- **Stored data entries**
◇ ◇ ◇ ◇
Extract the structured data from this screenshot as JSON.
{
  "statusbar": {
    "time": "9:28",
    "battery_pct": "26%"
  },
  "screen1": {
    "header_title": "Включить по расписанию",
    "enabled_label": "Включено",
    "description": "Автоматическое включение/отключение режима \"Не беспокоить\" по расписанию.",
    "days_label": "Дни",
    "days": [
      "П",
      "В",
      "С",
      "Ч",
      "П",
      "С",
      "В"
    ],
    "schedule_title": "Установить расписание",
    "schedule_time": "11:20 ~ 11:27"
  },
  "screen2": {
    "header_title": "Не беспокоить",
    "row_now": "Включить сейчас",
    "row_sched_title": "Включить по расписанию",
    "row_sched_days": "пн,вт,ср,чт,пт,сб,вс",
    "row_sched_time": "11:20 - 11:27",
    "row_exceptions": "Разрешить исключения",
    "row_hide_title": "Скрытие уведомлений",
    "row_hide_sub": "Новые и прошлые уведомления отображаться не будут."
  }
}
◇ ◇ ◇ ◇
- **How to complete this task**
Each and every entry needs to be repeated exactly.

- **Written solution**
Extract the structured data from this screenshot as JSON.
{
  "statusbar": {
    "time": "9:28",
    "battery_pct": "26%"
  },
  "screen1": {
    "header_title": "Включить по расписанию",
    "enabled_label": "Включено",
    "description": "Автоматическое включение/отключение режима \"Не беспокоить\" по расписанию.",
    "days_label": "Дни",
    "days": [
      "П",
      "В",
      "С",
      "Ч",
      "П",
      "С",
      "В"
    ],
    "schedule_title": "Установить расписание",
    "schedule_time": "11:20 ~ 11:27"
  },
  "screen2": {
    "header_title": "Не беспокоить",
    "row_now": "Включить сейчас",
    "row_sched_title": "Включить по расписанию",
    "row_sched_days": "пн,вт,ср,чт,пт,сб,вс",
    "row_sched_time": "11:20 - 11:27",
    "row_exceptions": "Разрешить исключения",
    "row_hide_title": "Скрытие уведомлений",
    "row_hide_sub": "Новые и прошлые уведомления отображаться не будут."
  }
}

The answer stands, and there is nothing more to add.